═══ DATA SECTION

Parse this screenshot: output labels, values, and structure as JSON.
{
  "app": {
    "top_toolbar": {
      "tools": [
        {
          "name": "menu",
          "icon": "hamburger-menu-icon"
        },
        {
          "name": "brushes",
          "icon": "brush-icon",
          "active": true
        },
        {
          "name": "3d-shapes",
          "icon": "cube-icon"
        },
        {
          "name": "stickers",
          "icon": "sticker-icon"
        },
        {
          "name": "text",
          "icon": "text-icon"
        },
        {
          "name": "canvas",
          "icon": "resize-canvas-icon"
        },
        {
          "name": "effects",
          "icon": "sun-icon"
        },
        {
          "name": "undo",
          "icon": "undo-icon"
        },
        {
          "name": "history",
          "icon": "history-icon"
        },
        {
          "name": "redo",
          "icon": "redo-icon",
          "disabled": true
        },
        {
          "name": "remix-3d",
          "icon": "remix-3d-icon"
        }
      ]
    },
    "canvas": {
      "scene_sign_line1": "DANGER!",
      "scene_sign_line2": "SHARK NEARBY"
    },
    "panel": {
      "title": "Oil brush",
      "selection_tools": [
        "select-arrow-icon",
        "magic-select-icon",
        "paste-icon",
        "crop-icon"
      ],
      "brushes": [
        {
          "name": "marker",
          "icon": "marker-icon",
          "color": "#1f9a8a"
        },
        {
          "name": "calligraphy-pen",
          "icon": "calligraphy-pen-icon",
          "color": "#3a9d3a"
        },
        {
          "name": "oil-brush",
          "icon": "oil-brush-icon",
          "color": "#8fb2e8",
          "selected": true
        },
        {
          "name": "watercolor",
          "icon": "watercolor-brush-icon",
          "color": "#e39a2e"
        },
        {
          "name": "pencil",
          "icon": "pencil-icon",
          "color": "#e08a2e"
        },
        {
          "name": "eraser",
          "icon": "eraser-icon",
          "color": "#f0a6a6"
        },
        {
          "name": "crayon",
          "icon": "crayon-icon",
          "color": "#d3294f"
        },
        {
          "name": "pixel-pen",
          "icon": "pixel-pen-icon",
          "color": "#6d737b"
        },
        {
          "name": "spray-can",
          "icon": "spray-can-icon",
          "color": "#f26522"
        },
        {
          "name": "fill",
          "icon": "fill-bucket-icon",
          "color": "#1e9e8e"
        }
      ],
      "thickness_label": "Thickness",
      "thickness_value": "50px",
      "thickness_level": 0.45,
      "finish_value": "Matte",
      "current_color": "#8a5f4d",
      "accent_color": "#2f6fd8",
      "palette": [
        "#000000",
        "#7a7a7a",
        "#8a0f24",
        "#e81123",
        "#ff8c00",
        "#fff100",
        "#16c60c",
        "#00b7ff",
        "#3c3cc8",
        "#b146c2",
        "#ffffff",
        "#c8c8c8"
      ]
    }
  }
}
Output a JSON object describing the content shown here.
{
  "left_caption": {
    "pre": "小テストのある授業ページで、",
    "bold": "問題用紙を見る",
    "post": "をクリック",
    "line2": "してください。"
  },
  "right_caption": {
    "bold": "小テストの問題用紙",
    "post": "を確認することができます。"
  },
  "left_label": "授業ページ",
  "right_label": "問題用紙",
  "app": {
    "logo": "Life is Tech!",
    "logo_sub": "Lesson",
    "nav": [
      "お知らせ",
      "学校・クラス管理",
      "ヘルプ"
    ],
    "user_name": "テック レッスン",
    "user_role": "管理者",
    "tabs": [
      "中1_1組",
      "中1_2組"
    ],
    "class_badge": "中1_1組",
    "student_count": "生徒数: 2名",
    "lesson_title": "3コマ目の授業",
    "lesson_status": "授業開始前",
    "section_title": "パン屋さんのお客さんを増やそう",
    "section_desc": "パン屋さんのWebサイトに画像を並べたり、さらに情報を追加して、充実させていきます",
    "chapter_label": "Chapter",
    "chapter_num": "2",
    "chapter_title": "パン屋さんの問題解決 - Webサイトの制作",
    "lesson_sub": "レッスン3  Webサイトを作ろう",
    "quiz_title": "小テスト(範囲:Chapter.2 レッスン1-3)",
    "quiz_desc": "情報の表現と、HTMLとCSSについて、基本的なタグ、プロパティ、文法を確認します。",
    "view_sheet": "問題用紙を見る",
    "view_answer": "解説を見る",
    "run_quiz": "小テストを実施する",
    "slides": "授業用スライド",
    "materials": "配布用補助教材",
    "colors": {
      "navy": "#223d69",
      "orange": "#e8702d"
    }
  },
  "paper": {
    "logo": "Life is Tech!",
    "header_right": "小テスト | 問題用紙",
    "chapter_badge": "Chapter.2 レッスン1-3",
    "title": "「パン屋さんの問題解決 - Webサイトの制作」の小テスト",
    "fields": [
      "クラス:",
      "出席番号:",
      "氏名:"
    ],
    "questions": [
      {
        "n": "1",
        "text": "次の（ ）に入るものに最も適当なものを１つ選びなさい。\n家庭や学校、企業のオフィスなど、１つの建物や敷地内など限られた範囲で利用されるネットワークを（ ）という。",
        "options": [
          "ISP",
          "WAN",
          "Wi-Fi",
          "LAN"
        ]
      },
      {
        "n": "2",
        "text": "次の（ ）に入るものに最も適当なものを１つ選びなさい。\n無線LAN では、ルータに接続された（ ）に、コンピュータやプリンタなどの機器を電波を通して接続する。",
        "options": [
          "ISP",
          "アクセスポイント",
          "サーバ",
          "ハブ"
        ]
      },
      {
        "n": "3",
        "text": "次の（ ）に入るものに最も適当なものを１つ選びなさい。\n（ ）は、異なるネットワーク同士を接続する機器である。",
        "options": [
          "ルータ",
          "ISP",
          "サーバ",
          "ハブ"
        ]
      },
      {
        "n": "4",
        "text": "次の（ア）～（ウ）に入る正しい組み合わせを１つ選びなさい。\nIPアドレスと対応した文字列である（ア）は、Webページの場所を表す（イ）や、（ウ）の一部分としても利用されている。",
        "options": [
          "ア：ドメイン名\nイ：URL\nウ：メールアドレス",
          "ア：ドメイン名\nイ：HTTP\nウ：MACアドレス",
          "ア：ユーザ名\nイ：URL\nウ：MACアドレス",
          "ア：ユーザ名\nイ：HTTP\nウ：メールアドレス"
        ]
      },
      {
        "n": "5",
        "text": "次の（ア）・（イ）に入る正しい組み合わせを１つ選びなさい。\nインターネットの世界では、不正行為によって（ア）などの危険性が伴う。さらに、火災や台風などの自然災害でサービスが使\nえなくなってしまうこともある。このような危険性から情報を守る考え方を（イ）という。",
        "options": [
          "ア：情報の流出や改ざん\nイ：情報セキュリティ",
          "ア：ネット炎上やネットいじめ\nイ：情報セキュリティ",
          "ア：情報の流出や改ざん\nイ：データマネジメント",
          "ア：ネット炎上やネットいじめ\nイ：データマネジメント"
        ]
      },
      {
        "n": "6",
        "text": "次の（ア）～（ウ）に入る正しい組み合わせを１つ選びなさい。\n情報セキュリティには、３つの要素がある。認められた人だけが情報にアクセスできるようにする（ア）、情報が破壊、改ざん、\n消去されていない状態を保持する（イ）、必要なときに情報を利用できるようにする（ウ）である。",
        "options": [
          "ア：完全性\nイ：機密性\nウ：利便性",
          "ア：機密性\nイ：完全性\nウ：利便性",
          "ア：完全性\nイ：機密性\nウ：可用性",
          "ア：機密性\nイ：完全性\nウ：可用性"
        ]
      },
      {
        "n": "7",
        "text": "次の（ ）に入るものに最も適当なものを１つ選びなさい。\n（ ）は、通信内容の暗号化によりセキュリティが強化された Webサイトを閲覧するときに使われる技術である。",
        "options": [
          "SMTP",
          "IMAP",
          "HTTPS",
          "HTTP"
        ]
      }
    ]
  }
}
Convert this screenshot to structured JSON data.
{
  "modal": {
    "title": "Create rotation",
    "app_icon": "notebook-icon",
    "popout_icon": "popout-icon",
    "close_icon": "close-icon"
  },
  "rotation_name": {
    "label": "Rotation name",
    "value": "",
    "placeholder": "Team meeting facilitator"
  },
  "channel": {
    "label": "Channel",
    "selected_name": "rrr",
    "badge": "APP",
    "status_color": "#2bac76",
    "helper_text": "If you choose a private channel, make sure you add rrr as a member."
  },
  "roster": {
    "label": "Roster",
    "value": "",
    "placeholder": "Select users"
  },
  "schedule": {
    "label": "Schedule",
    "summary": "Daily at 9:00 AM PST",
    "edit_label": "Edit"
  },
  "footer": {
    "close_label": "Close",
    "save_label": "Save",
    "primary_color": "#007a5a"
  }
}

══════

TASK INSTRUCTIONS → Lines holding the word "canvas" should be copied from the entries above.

WRITTEN ANSWER →
          "name": "canvas",
          "icon": "resize-canvas-icon"
    "canvas": {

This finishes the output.